During the hustle and bustle of university life, the extra stress you pile on when looking for professional work whether as a part of your degree or during a gap year or summer holiday, can have a massive effect on your academic performance. My advice to help limit this is to start early!
There’s a lot more to do than you think. I personally believe that the best time to start researching companies and potential internships is around August/ early September before uni courses start again; most major companies also start advertising around this time. Finding work is as much about you liking the company as it is them liking you. Don’t fall into the trap of making multiple applications just to secure something if there is a large chance you might really dislike the job.
The first thing to consider is the size of the company you want to work for. It’s okay if you aren’t sure, but try to picture where you feel you will be most comfortable. Some people enjoy being part of a bigger organisation for a variety of reasons; for example, company reputation, the financial benefits or how well structured and developed their placement scheme might be. It could be that you might prefer a smaller company because there is always the chance that you will have more responsibility and may be challenged more- this is not always the case, but it is a possibility.
The age demographic of the company might also be a vital thing for you to consider. For example, when I reflected on my internship summer of 2015 I realised that one of the main reasons why I enjoyed it so much was because of the age demographic of the firm. It was a lot easier for me to settle in and feel like part of the team because there were a lot of graduates who were also new and had just left university that I could relate to and learn from. Some people prefer smaller firms where they might be the only student working there, whatever your preference, try and find out as much as you can about the company and the type of people already working there.

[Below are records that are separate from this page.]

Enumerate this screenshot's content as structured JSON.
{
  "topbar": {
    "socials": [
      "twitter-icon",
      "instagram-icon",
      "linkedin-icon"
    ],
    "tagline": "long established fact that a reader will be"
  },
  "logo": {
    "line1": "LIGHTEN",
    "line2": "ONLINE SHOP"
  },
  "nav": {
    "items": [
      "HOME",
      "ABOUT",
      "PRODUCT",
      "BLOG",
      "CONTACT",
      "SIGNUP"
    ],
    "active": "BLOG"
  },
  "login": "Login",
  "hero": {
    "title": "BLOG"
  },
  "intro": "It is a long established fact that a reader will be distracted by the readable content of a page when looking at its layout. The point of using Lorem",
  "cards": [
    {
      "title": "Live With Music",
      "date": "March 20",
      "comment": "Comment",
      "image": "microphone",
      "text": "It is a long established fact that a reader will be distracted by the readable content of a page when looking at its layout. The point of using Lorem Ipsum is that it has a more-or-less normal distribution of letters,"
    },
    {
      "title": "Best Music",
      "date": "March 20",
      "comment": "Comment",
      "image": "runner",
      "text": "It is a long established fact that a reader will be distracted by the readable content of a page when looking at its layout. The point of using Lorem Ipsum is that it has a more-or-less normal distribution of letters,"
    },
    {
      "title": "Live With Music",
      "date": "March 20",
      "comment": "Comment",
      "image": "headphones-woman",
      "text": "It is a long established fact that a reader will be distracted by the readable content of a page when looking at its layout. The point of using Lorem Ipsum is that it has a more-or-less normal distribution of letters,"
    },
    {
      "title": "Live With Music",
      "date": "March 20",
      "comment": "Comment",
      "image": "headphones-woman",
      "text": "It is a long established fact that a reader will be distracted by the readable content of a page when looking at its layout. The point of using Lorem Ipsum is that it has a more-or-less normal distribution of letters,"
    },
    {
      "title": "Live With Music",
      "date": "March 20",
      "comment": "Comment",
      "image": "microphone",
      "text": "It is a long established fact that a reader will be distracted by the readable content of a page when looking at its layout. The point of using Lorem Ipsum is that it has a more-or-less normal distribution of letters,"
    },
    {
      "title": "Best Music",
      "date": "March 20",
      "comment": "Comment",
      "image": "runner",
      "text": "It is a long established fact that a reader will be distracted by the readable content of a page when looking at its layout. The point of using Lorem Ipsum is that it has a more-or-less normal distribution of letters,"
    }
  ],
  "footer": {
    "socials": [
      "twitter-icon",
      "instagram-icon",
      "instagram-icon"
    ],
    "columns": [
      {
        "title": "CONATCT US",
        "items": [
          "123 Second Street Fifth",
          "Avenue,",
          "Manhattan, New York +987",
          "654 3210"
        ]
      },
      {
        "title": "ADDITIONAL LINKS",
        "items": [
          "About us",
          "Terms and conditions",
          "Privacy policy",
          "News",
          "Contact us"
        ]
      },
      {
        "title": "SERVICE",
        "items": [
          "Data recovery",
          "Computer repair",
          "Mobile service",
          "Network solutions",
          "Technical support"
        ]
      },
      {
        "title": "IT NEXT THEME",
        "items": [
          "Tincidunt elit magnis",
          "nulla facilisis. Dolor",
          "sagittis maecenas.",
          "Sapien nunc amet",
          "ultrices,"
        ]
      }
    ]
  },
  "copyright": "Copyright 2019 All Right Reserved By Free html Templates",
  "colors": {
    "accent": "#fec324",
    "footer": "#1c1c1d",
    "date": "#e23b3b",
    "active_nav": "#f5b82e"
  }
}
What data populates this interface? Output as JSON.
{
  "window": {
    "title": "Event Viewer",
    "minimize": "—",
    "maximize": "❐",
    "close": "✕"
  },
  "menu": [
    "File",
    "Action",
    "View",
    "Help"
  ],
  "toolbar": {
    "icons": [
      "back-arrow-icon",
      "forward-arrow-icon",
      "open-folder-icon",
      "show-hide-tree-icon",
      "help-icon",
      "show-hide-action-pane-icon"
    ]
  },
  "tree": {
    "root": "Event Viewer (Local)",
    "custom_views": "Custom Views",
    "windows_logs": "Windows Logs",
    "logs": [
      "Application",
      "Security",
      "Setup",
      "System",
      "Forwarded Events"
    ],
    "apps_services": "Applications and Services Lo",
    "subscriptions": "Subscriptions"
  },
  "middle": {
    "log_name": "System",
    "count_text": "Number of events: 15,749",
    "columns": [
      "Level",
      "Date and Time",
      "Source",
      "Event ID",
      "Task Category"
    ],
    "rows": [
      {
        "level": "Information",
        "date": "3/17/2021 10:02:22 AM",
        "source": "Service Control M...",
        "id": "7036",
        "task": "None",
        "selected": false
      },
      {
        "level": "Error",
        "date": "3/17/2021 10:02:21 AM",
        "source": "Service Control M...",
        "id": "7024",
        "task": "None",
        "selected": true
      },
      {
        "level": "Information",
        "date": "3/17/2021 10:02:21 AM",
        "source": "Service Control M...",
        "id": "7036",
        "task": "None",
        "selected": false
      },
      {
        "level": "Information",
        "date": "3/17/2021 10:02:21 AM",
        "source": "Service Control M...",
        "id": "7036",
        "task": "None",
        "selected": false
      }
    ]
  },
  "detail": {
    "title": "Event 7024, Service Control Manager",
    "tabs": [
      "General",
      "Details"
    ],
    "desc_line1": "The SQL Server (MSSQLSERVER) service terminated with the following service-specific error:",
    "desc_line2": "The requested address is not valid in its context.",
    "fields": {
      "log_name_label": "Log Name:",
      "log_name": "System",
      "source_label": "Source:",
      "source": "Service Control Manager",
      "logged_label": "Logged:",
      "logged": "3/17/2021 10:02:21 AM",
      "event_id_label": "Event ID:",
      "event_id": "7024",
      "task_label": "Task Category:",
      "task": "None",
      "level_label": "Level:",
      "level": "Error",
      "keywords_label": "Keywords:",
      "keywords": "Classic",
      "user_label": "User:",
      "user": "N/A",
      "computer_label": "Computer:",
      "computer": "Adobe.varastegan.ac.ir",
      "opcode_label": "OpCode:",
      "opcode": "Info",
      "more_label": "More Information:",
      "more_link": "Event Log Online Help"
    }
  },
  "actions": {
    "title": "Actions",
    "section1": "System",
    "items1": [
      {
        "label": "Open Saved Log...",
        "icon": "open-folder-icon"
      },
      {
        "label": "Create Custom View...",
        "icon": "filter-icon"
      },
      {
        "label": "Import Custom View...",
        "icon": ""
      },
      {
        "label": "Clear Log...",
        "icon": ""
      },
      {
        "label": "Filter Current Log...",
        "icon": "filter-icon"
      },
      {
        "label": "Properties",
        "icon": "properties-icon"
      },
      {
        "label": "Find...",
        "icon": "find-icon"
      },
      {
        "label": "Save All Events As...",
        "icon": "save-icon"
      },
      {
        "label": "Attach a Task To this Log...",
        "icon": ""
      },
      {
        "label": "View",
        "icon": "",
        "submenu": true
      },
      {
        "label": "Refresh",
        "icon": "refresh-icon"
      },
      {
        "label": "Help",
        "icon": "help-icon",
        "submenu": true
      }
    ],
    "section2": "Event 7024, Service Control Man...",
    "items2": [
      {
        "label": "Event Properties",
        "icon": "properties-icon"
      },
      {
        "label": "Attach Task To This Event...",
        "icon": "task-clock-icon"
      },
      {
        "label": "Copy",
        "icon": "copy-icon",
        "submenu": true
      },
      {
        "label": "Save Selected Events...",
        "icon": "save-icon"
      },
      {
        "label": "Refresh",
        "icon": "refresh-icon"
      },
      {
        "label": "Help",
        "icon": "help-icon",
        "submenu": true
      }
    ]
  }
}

As obvious as it sounds, do your best to find out what type of work you will be required to do as a student. The main services that the firm offers may not necessarily be similar to the tasks you will have to complete once hired. I myself, and fellow undergraduates have all experienced interviews with companies for placements, or even received job offers and then found out that the type of work required is not necessarily something we are particularly interested in. It may sound silly, but it is very easy to be misled by a major company that probably hasn’t even put out an informative job description. I’ve even dealt with companies that haven’t sent out job descriptions until the day before my interview and when I received it I immediately knew that job wouldn’t be for me.
Think about location. For some people this is an afterthought, but in some cases you may have to live away from your home/university and so you have to consider accommodation and transport. Don’t make the mistake I did of securing a placement that didn’t have a set location. I will soon be working for a massive company with multiple sites, when I got the placement, I didn’t have a car *smh*. Luckily for me I have managed to sort this out but it would have been an absolute disaster if I couldn’t even get to work every day. Another reason location is important is because, (especially if you are away from home), you need to ensure that you have enough income to support yourself. You may be working voluntarily, you may not have a large salary or you may be completing an industrial placement which means your student loan is largely reduced- whatever the case, don’t put yourself in a position that will leave you starving or homeless!
With that being said, don’t let the salary determine whether or not you consider a job. It is likely that at this point in your life you don’t have many financial responsibilities and no one is depending on you, therefore this is your opportunity to learn and soak up as much knowledge and wisdom as you can before you officially enter the working world. I learnt a lot last summer at a company that paid quite a basic wage but at this age, money isn’t the motivation- learning and experience is!
One final thing to remember, especially if you are completing an industrial placement, is that your placement might have to be accredited by a professional institution in order to contribute to your degree/ as a diploma. This may not apply to every course or every university but make sure to find out from your course director if you have such requirements.
Here are some sites that might be useful to you when searching for placement and internship schemes:
I hope this wasn’t too long! Stay tuned for CV, cover letter, applications and my interview tips!